Feral pigeons tend to vary tremendously in plumage colours. Some of these morphs were even named and even local variants are known to occur. In Malta the author observed over 7 different morphological morphs that are generally persistent to occur.

This species belong to the family Columbidae. In Malta 7 species are recorded, all of which are protected by law except one which is hunted seasonally and the feral pigeon. These species are: the Woodpigeon (Columba polumbas) Tudun Ewropej, the Rockdove (Columba livia) Tudun Tal-Gebel (ancestor of all domestic and feral pigions; most probably, Rock Doves do not occour locally as a pure breed), the Stock Dove (Columba oenas) Tudun Tas-Sigar, the Turtle Dove (Streptopelia turtur) Gamiema Komuni, the Collared Dove (Streptopelia decaocto) Gamiema Tal-Kullar, the Palm Dove (Streptopelia senegalensis) Gamiema tal-Ilwien/tal-Palm and the Barbary Dove (Streptopelia risoria) Gamiema tal-Bar/Gar (originated from escaped stocks).

 Pigeons have been falsely associated with the spread of human diseases.

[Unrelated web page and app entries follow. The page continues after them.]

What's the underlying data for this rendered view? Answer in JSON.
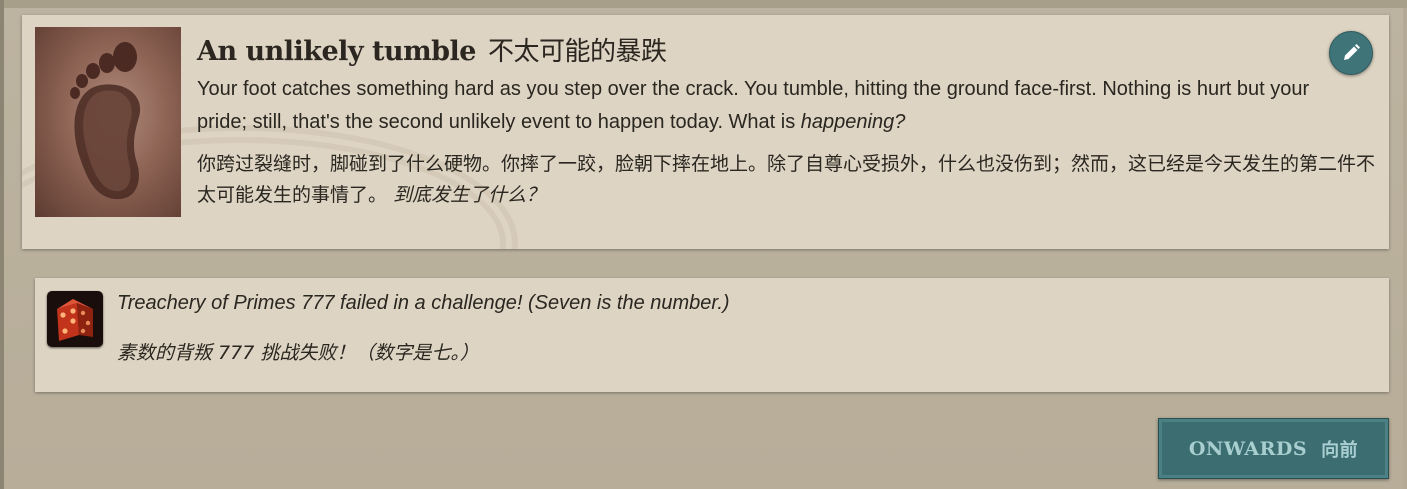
{
  "event": {
    "title_en": "An unlikely tumble",
    "title_cn": "不太可能的暴跌",
    "description_en": "Your foot catches something hard as you step over the crack. You tumble, hitting the ground face-first. Nothing is hurt but your pride; still, that's the second unlikely event to happen today. What is",
    "description_en_emphasis": "happening?",
    "description_cn": "你跨过裂缝时，脚碰到了什么硬物。你摔了一跤，脸朝下摔在地上。除了自尊心受损外，什么也没伤到；然而，这已经是今天发生的第二件不太可能发生的事情了。",
    "description_cn_emphasis": "到底发生了什么？",
    "image_icon": "footprint-icon"
  },
  "edit": {
    "icon": "pencil-icon"
  },
  "result": {
    "icon": "dice-icon",
    "text_en": "Treachery of Primes 777 failed in a challenge! (Seven is the number.)",
    "text_cn": "素数的背叛 777 挑战失败！（数字是七。）"
  },
  "onwards": {
    "label_en": "ONWARDS",
    "label_cn": "向前"
  },
  "colors": {
    "accent": "#3f7478",
    "card": "#ddd4c3",
    "background": "#b7ad99"
  }
}
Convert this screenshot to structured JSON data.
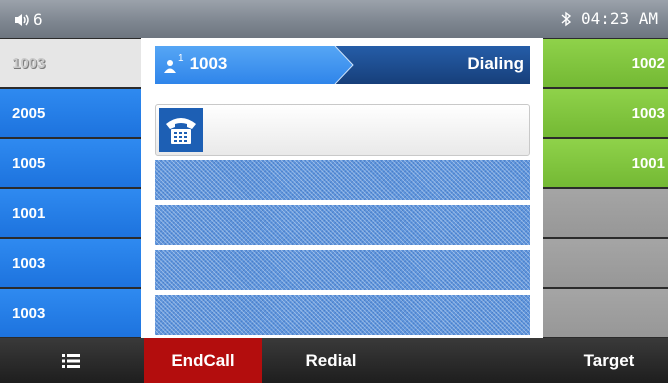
{
  "status_bar": {
    "volume_level": "6",
    "time": "04:23 AM"
  },
  "left_keys": [
    {
      "label": "1003",
      "active": true
    },
    {
      "label": "2005"
    },
    {
      "label": "1005"
    },
    {
      "label": "1001"
    },
    {
      "label": "1003"
    },
    {
      "label": "1003"
    }
  ],
  "right_keys": [
    {
      "label": "1002"
    },
    {
      "label": "1003"
    },
    {
      "label": "1001"
    },
    {
      "label": ""
    },
    {
      "label": ""
    },
    {
      "label": ""
    }
  ],
  "dial": {
    "account_superscript": "1",
    "number": "1003",
    "state": "Dialing",
    "input_value": ""
  },
  "softkeys": {
    "menu_icon": "list-icon",
    "endcall": "EndCall",
    "redial": "Redial",
    "target": "Target"
  },
  "colors": {
    "line_blue": "#1d73de",
    "blf_green": "#74b934",
    "endcall_red": "#b30d0d",
    "header_dark_blue": "#1a4c8f",
    "header_light_blue": "#3a8fee"
  }
}
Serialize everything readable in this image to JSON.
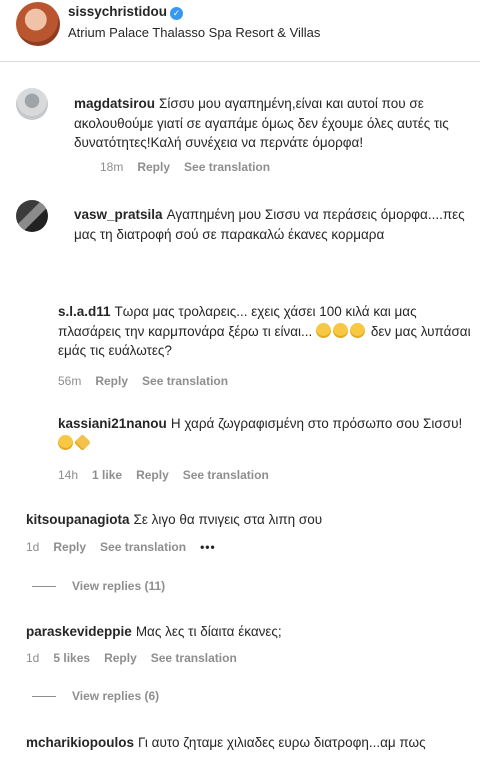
{
  "header": {
    "username": "sissychristidou",
    "location": "Atrium Palace Thalasso Spa Resort & Villas"
  },
  "comments": [
    {
      "username": "magdatsirou",
      "text": "Σίσσυ μου αγαπημένη,είναι και αυτοί που σε ακολουθούμε γιατί σε αγαπάμε όμως δεν έχουμε όλες αυτές τις δυνατότητες!Καλή συνέχεια να περνάτε όμορφα!",
      "time": "18m",
      "reply": "Reply",
      "see_translation": "See translation"
    },
    {
      "username": "vasw_pratsila",
      "text": "Αγαπημένη μου Σισσυ να περάσεις όμορφα....πες μας τη διατροφή σού σε παρακαλώ έκανες κορμαρα"
    },
    {
      "username": "s.l.a.d11",
      "text": "Τωρα μας τρολαρεις... εχεις χάσει 100 κιλά και μας πλασάρεις την καρμπονάρα ξέρω τι είναι...",
      "text2": "δεν μας λυπάσαι εμάς τις ευάλωτες?",
      "time": "56m",
      "reply": "Reply",
      "see_translation": "See translation"
    },
    {
      "username": "kassiani21nanou",
      "text": "Η χαρά ζωγραφισμένη στο πρόσωπο σου Σισσυ!",
      "time": "14h",
      "likes": "1 like",
      "reply": "Reply",
      "see_translation": "See translation"
    },
    {
      "username": "kitsoupanagiota",
      "text": "Σε λιγο θα πνιγεις στα λιπη σου",
      "time": "1d",
      "reply": "Reply",
      "see_translation": "See translation",
      "more": "•••",
      "view_replies": "View replies (11)"
    },
    {
      "username": "paraskevideppie",
      "text": "Μας λες τι δίαιτα έκανες;",
      "time": "1d",
      "likes": "5 likes",
      "reply": "Reply",
      "see_translation": "See translation",
      "view_replies": "View replies (6)"
    },
    {
      "username": "mcharikiopoulos",
      "text": "Γι αυτο ζηταμε χιλιαδες ευρω διατροφη...αμ πως"
    }
  ]
}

Contact with pigeon droppings poses a minor risk of contracting histoplasmosis, cryptococcosis, and psittacosis. Pigeons are, however, at potential risk of carrying and spreading avian influenza. Although one study has shown that adult pigeons are not clinically susceptible to the most dangerous strain of avian influenza, the H5N1, other studies have presented definitive evidence of clinical signs and neurological lesions resulting from infection. Furthermore, it has been shown that pigeons are susceptible to other strains of avian influenza, such as the H7N7, from which at least one human fatality has been recorded.

Note: This series of articles was intended to cover and give a brief overview of the most common groups of local species that regarded as pests. Obviously much more species than those mentioned in this series are regarded as pests in our islands and some have high economic value. I coined the articles as ‘domestic pests’ to cater those that have an impact on domestic households and other establishments.

Those pests that have an impact on the agricultural sector can be one of these listed in the series or others that are more specific to the latter. Unfortunately there are several other species that are all except pests, most of which are beneficial, but due to their appearance, habits and association with superstitious beliefs, they are regarded as pests. Most of these species are also protected by law. The emblem representative of the latter may be the geckos, (wizghat). I would like to thank Romario, Jeffrey and Esther Sciberras for their general assistance in compiling this work.


For more information: ,[email protected] or 99887950.

  • don't miss